Official Name: Republic of Mali (English), République du Mali (French)
News Category: Divided Countries
Summary: Tuareg-led rebels in northern Mali have now completed their control of the region's major cities, after capturing the military headquarters in Gao as well as historic Timbuktu. Meanwhile, Mali has been suspended from regional organization ECOWAS in response to the recent coup d'etat in the capital, Bamako.
|Towns captured by the Tuareg-majority MNLA rebel group in Mali. Modified from Wikimedia map by Orionist, incorporating images by Carport and NordNordWest (source). License: CC BY-SA.|
Again immediately following our last update, northern Mali's National Movement for the Liberation of Azawad (MNLA), made up mostly of Saharan Tuareg people, has followed its victory in Kidal by capturing the region's other two major cities. On March 31, the rebels took control of Gao, headquarters of the Malian military in the north, and the next day overran Timbuktu, a historic former trading post and modern tourism destination.
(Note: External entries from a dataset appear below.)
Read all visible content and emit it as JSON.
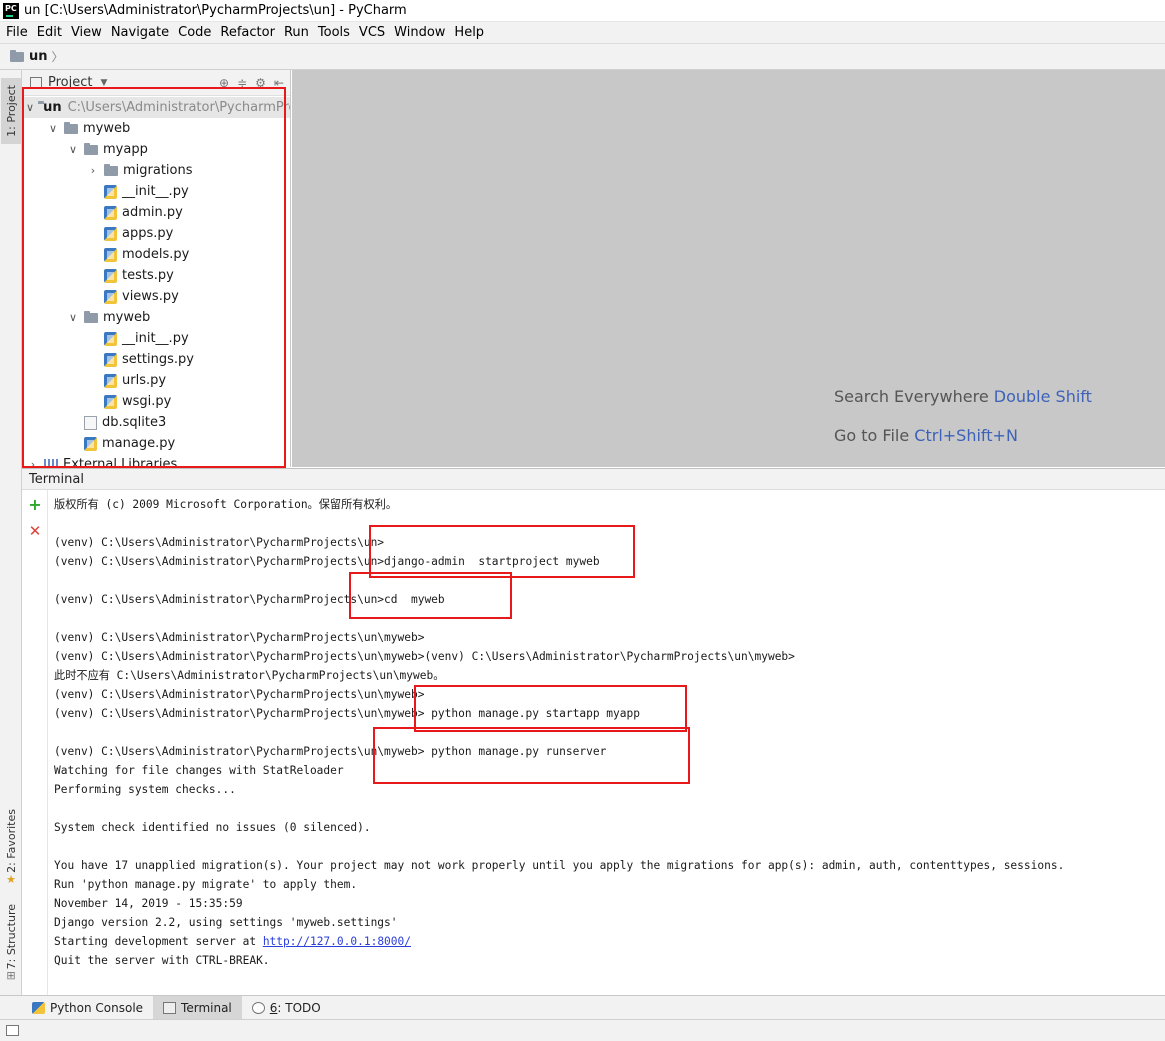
{
  "window": {
    "title": "un [C:\\Users\\Administrator\\PycharmProjects\\un] - PyCharm",
    "logo_text": "PC"
  },
  "menu": [
    "File",
    "Edit",
    "View",
    "Navigate",
    "Code",
    "Refactor",
    "Run",
    "Tools",
    "VCS",
    "Window",
    "Help"
  ],
  "navbar": {
    "project": "un"
  },
  "left_strip": {
    "project_tab": "1: Project",
    "favorites_tab": "2: Favorites",
    "structure_tab": "7: Structure"
  },
  "project_panel": {
    "header": "Project",
    "tree": [
      {
        "name": "un",
        "path": "C:\\Users\\Administrator\\PycharmProj",
        "type": "folder",
        "level": 0,
        "expanded": true,
        "bold": true,
        "selected": true
      },
      {
        "name": "myweb",
        "type": "folder",
        "level": 1,
        "expanded": true
      },
      {
        "name": "myapp",
        "type": "folder",
        "level": 2,
        "expanded": true
      },
      {
        "name": "migrations",
        "type": "folder",
        "level": 3,
        "expanded": false
      },
      {
        "name": "__init__.py",
        "type": "py",
        "level": 3
      },
      {
        "name": "admin.py",
        "type": "py",
        "level": 3
      },
      {
        "name": "apps.py",
        "type": "py",
        "level": 3
      },
      {
        "name": "models.py",
        "type": "py",
        "level": 3
      },
      {
        "name": "tests.py",
        "type": "py",
        "level": 3
      },
      {
        "name": "views.py",
        "type": "py",
        "level": 3
      },
      {
        "name": "myweb",
        "type": "folder",
        "level": 2,
        "expanded": true
      },
      {
        "name": "__init__.py",
        "type": "py",
        "level": 3
      },
      {
        "name": "settings.py",
        "type": "py",
        "level": 3
      },
      {
        "name": "urls.py",
        "type": "py",
        "level": 3
      },
      {
        "name": "wsgi.py",
        "type": "py",
        "level": 3
      },
      {
        "name": "db.sqlite3",
        "type": "db",
        "level": 2
      },
      {
        "name": "manage.py",
        "type": "py",
        "level": 2
      },
      {
        "name": "External Libraries",
        "type": "lib",
        "level": 0,
        "expanded": false
      }
    ]
  },
  "editor": {
    "hints": [
      {
        "text": "Search Everywhere",
        "shortcut": "Double Shift"
      },
      {
        "text": "Go to File",
        "shortcut": "Ctrl+Shift+N"
      }
    ]
  },
  "terminal": {
    "title": "Terminal",
    "lines": [
      "版权所有 (c) 2009 Microsoft Corporation。保留所有权利。",
      "",
      "(venv) C:\\Users\\Administrator\\PycharmProjects\\un>",
      "(venv) C:\\Users\\Administrator\\PycharmProjects\\un>django-admin  startproject myweb",
      "",
      "(venv) C:\\Users\\Administrator\\PycharmProjects\\un>cd  myweb",
      "",
      "(venv) C:\\Users\\Administrator\\PycharmProjects\\un\\myweb>",
      "(venv) C:\\Users\\Administrator\\PycharmProjects\\un\\myweb>(venv) C:\\Users\\Administrator\\PycharmProjects\\un\\myweb>",
      "此时不应有 C:\\Users\\Administrator\\PycharmProjects\\un\\myweb。",
      "(venv) C:\\Users\\Administrator\\PycharmProjects\\un\\myweb>",
      "(venv) C:\\Users\\Administrator\\PycharmProjects\\un\\myweb> python manage.py startapp myapp",
      "",
      "(venv) C:\\Users\\Administrator\\PycharmProjects\\un\\myweb> python manage.py runserver",
      "Watching for file changes with StatReloader",
      "Performing system checks...",
      "",
      "System check identified no issues (0 silenced).",
      "",
      "You have 17 unapplied migration(s). Your project may not work properly until you apply the migrations for app(s): admin, auth, contenttypes, sessions.",
      "Run 'python manage.py migrate' to apply them.",
      "November 14, 2019 - 15:35:59",
      "Django version 2.2, using settings 'myweb.settings'",
      "Starting development server at ",
      "Quit the server with CTRL-BREAK."
    ],
    "server_url": "http://127.0.0.1:8000/"
  },
  "bottom_tabs": [
    {
      "label": "Python Console",
      "active": false
    },
    {
      "label": "Terminal",
      "active": true
    },
    {
      "prefix": "6",
      "label": ": TODO",
      "active": false
    }
  ],
  "colors": {
    "highlight_box": "#e8191a",
    "shortcut_text": "#3d62b8",
    "link": "#2b3fd9"
  }
}
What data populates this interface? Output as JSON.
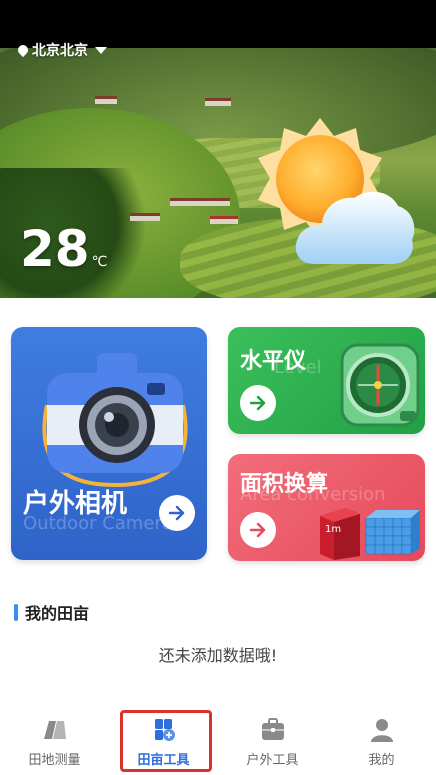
{
  "header": {
    "location": "北京北京",
    "temperature": "28",
    "temperature_unit": "℃",
    "weather_icon": "sun-behind-cloud-icon"
  },
  "tools": {
    "camera": {
      "title": "户外相机",
      "subtitle": "Outdoor Camera",
      "icon": "camera-icon",
      "color": "#2f63c8"
    },
    "level": {
      "title": "水平仪",
      "subtitle": "Level",
      "icon": "level-meter-icon",
      "color": "#22a044"
    },
    "area": {
      "title": "面积换算",
      "subtitle": "Area conversion",
      "icon": "cube-icon",
      "cube_label": "1m",
      "color": "#e54a5b"
    }
  },
  "my_fields": {
    "title": "我的田亩",
    "empty_message": "还未添加数据哦!"
  },
  "tabbar": {
    "active_index": 1,
    "accent": "#2f6fdc",
    "items": [
      {
        "label": "田地测量",
        "icon": "field-map-icon"
      },
      {
        "label": "田亩工具",
        "icon": "field-tools-icon"
      },
      {
        "label": "户外工具",
        "icon": "toolbox-icon"
      },
      {
        "label": "我的",
        "icon": "person-icon"
      }
    ]
  }
}
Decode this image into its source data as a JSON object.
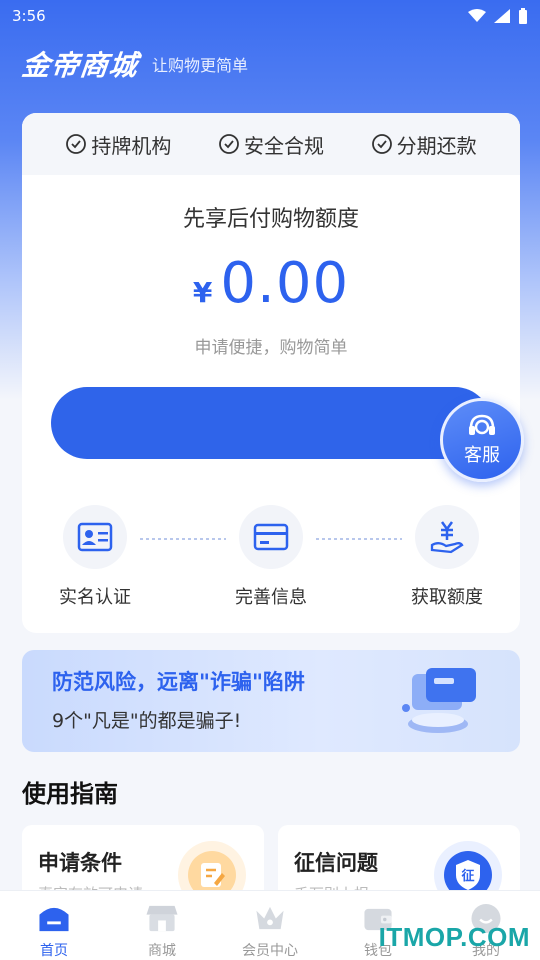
{
  "status_bar": {
    "time": "3:56"
  },
  "header": {
    "logo": "金帝商城",
    "slogan": "让购物更简单"
  },
  "badges": [
    "持牌机构",
    "安全合规",
    "分期还款"
  ],
  "quota": {
    "title": "先享后付购物额度",
    "currency": "¥",
    "amount": "0.00",
    "subtitle": "申请便捷，购物简单"
  },
  "service": {
    "label": "客服"
  },
  "steps": [
    {
      "label": "实名认证",
      "icon": "id-card-icon"
    },
    {
      "label": "完善信息",
      "icon": "card-icon"
    },
    {
      "label": "获取额度",
      "icon": "yen-hand-icon"
    }
  ],
  "warning": {
    "title": "防范风险，远离\"诈骗\"陷阱",
    "subtitle": "9个\"凡是\"的都是骗子!"
  },
  "guide": {
    "title": "使用指南",
    "cards": [
      {
        "title": "申请条件",
        "subtitle": "真实有效可申请",
        "icon": "edit-doc-icon"
      },
      {
        "title": "征信问题",
        "subtitle": "千万别上报",
        "icon": "credit-shield-icon"
      }
    ]
  },
  "tabs": [
    {
      "label": "首页",
      "icon": "home-icon",
      "active": true
    },
    {
      "label": "商城",
      "icon": "shop-icon",
      "active": false
    },
    {
      "label": "会员中心",
      "icon": "crown-icon",
      "active": false
    },
    {
      "label": "钱包",
      "icon": "wallet-icon",
      "active": false
    },
    {
      "label": "我的",
      "icon": "profile-icon",
      "active": false
    }
  ],
  "watermark": "ITMOP.COM",
  "colors": {
    "primary": "#2d62ee",
    "hero_top": "#3a6cf0"
  }
}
The town of Aguelhok in the north is now also being reported as under Tuareg control, though it is unclear when it was recaptured (the rebels had previously taken and lost it again back in January).
The military government of Mali, which took over in a recent coup d'etat, has now withdrawn its forces from most of northern region, known to the Tuareg rebels as Azawad. Neighboring countries have offered military assistance only if the country returns to democracy, and have suspended Mali's membership in the Economic Community of West African States (ECOWAS) while imposing tough sanctions. If help doesn't come soon, the MNLA could be in the position to declare independence in the north, making Azawad Africa's newest country.
Follow events as they develop on Political Geography Now! To see only stories about this ongoing conflict, filter posts using the Mali label.
Seen this map on Wikipedia?
While Political Geography Now sometimes uses free maps from Wikipedia or other sites (after double-checking their sources), we also occasionally post our own maps to Wikipedia and Wikimedia Commons for others to use. The first version of this particular map of the Tuareg-led rebellion in Mali was created for Wikipedia by Orionist, but I have since taken charge of keeping it updated, with a bit of help from Mnmazur on Wikimedia Commons (Mnmazur is not associated with Political Geography Now).